Component data from apps and pages:
------------
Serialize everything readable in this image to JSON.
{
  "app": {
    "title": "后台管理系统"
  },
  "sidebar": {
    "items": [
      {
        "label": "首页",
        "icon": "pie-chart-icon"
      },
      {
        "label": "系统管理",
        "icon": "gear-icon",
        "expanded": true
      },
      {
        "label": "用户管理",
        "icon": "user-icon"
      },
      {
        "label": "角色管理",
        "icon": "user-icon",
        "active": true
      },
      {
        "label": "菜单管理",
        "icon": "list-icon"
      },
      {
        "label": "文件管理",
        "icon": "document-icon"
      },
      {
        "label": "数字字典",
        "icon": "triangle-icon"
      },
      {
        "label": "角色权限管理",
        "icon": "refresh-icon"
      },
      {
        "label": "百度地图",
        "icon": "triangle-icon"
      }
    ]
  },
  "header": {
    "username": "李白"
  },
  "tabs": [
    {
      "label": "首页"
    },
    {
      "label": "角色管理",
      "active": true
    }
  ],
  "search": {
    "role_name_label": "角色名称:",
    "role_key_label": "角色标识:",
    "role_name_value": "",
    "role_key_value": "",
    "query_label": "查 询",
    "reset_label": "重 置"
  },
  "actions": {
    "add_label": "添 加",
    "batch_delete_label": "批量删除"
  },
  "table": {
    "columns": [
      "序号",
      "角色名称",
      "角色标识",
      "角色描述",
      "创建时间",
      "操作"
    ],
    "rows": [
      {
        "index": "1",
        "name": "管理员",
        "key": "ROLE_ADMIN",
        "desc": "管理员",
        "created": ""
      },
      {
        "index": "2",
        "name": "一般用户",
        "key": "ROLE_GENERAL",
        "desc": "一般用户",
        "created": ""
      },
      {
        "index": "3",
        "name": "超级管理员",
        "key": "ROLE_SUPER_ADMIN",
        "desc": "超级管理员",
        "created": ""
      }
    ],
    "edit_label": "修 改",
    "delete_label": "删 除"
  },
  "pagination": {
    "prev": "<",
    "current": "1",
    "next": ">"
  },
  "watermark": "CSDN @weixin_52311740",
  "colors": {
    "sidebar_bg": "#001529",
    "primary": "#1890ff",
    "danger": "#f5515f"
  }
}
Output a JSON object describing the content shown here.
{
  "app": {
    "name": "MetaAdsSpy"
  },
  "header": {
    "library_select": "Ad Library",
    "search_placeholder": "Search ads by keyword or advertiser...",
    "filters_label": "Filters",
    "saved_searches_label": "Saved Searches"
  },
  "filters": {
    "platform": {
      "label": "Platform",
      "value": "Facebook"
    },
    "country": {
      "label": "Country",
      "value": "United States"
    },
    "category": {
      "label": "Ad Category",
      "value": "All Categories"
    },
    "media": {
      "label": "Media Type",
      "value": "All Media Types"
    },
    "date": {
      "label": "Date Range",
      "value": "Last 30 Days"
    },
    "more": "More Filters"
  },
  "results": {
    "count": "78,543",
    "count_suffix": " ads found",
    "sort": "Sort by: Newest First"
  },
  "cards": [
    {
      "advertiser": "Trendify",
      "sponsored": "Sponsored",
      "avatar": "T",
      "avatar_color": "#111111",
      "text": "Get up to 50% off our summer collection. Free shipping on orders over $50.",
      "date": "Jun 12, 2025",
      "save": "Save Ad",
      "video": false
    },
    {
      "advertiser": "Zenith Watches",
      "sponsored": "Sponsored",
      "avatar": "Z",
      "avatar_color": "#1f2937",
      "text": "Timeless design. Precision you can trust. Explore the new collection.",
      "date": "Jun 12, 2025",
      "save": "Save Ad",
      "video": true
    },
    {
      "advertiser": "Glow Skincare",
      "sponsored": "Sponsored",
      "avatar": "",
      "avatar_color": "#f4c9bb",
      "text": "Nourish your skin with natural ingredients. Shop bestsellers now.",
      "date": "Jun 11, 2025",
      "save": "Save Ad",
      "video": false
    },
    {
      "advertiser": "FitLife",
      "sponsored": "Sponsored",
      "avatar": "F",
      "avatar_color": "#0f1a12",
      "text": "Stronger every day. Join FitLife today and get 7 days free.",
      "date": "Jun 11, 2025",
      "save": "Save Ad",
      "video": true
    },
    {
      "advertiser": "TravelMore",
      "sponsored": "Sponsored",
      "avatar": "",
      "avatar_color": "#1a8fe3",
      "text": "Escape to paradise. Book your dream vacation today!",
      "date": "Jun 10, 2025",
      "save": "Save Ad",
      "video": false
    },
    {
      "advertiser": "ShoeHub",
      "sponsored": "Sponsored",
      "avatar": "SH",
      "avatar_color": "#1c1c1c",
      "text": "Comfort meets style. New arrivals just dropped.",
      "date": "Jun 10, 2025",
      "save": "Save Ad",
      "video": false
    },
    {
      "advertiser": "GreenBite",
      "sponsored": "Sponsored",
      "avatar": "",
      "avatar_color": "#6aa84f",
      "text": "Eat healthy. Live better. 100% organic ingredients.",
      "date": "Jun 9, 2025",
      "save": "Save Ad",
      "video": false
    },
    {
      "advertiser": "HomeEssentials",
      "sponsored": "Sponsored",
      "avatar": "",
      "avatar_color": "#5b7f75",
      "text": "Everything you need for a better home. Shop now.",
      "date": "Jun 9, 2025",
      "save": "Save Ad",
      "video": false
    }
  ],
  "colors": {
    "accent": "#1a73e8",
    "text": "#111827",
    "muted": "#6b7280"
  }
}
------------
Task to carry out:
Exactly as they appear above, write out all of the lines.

Result for this exercise:
Serialize everything readable in this image to JSON.
{
  "app": {
    "title": "后台管理系统"
  },
  "sidebar": {
    "items": [
      {
        "label": "首页",
        "icon": "pie-chart-icon"
      },
      {
        "label": "系统管理",
        "icon": "gear-icon",
        "expanded": true
      },
      {
        "label": "用户管理",
        "icon": "user-icon"
      },
      {
        "label": "角色管理",
        "icon": "user-icon",
        "active": true
      },
      {
        "label": "菜单管理",
        "icon": "list-icon"
      },
      {
        "label": "文件管理",
        "icon": "document-icon"
      },
      {
        "label": "数字字典",
        "icon": "triangle-icon"
      },
      {
        "label": "角色权限管理",
        "icon": "refresh-icon"
      },
      {
        "label": "百度地图",
        "icon": "triangle-icon"
      }
    ]
  },
  "header": {
    "username": "李白"
  },
  "tabs": [
    {
      "label": "首页"
    },
    {
      "label": "角色管理",
      "active": true
    }
  ],
  "search": {
    "role_name_label": "角色名称:",
    "role_key_label": "角色标识:",
    "role_name_value": "",
    "role_key_value": "",
    "query_label": "查 询",
    "reset_label": "重 置"
  },
  "actions": {
    "add_label": "添 加",
    "batch_delete_label": "批量删除"
  },
  "table": {
    "columns": [
      "序号",
      "角色名称",
      "角色标识",
      "角色描述",
      "创建时间",
      "操作"
    ],
    "rows": [
      {
        "index": "1",
        "name": "管理员",
        "key": "ROLE_ADMIN",
        "desc": "管理员",
        "created": ""
      },
      {
        "index": "2",
        "name": "一般用户",
        "key": "ROLE_GENERAL",
        "desc": "一般用户",
        "created": ""
      },
      {
        "index": "3",
        "name": "超级管理员",
        "key": "ROLE_SUPER_ADMIN",
        "desc": "超级管理员",
        "created": ""
      }
    ],
    "edit_label": "修 改",
    "delete_label": "删 除"
  },
  "pagination": {
    "prev": "<",
    "current": "1",
    "next": ">"
  },
  "watermark": "CSDN @weixin_52311740",
  "colors": {
    "sidebar_bg": "#001529",
    "primary": "#1890ff",
    "danger": "#f5515f"
  }
}
Output a JSON object describing the content shown here.
{
  "app": {
    "name": "MetaAdsSpy"
  },
  "header": {
    "library_select": "Ad Library",
    "search_placeholder": "Search ads by keyword or advertiser...",
    "filters_label": "Filters",
    "saved_searches_label": "Saved Searches"
  },
  "filters": {
    "platform": {
      "label": "Platform",
      "value": "Facebook"
    },
    "country": {
      "label": "Country",
      "value": "United States"
    },
    "category": {
      "label": "Ad Category",
      "value": "All Categories"
    },
    "media": {
      "label": "Media Type",
      "value": "All Media Types"
    },
    "date": {
      "label": "Date Range",
      "value": "Last 30 Days"
    },
    "more": "More Filters"
  },
  "results": {
    "count": "78,543",
    "count_suffix": " ads found",
    "sort": "Sort by: Newest First"
  },
  "cards": [
    {
      "advertiser": "Trendify",
      "sponsored": "Sponsored",
      "avatar": "T",
      "avatar_color": "#111111",
      "text": "Get up to 50% off our summer collection. Free shipping on orders over $50.",
      "date": "Jun 12, 2025",
      "save": "Save Ad",
      "video": false
    },
    {
      "advertiser": "Zenith Watches",
      "sponsored": "Sponsored",
      "avatar": "Z",
      "avatar_color": "#1f2937",
      "text": "Timeless design. Precision you can trust. Explore the new collection.",
      "date": "Jun 12, 2025",
      "save": "Save Ad",
      "video": true
    },
    {
      "advertiser": "Glow Skincare",
      "sponsored": "Sponsored",
      "avatar": "",
      "avatar_color": "#f4c9bb",
      "text": "Nourish your skin with natural ingredients. Shop bestsellers now.",
      "date": "Jun 11, 2025",
      "save": "Save Ad",
      "video": false
    },
    {
      "advertiser": "FitLife",
      "sponsored": "Sponsored",
      "avatar": "F",
      "avatar_color": "#0f1a12",
      "text": "Stronger every day. Join FitLife today and get 7 days free.",
      "date": "Jun 11, 2025",
      "save": "Save Ad",
      "video": true
    },
    {
      "advertiser": "TravelMore",
      "sponsored": "Sponsored",
      "avatar": "",
      "avatar_color": "#1a8fe3",
      "text": "Escape to paradise. Book your dream vacation today!",
      "date": "Jun 10, 2025",
      "save": "Save Ad",
      "video": false
    },
    {
      "advertiser": "ShoeHub",
      "sponsored": "Sponsored",
      "avatar": "SH",
      "avatar_color": "#1c1c1c",
      "text": "Comfort meets style. New arrivals just dropped.",
      "date": "Jun 10, 2025",
      "save": "Save Ad",
      "video": false
    },
    {
      "advertiser": "GreenBite",
      "sponsored": "Sponsored",
      "avatar": "",
      "avatar_color": "#6aa84f",
      "text": "Eat healthy. Live better. 100% organic ingredients.",
      "date": "Jun 9, 2025",
      "save": "Save Ad",
      "video": false
    },
    {
      "advertiser": "HomeEssentials",
      "sponsored": "Sponsored",
      "avatar": "",
      "avatar_color": "#5b7f75",
      "text": "Everything you need for a better home. Shop now.",
      "date": "Jun 9, 2025",
      "save": "Save Ad",
      "video": false
    }
  ],
  "colors": {
    "accent": "#1a73e8",
    "text": "#111827",
    "muted": "#6b7280"
  }
}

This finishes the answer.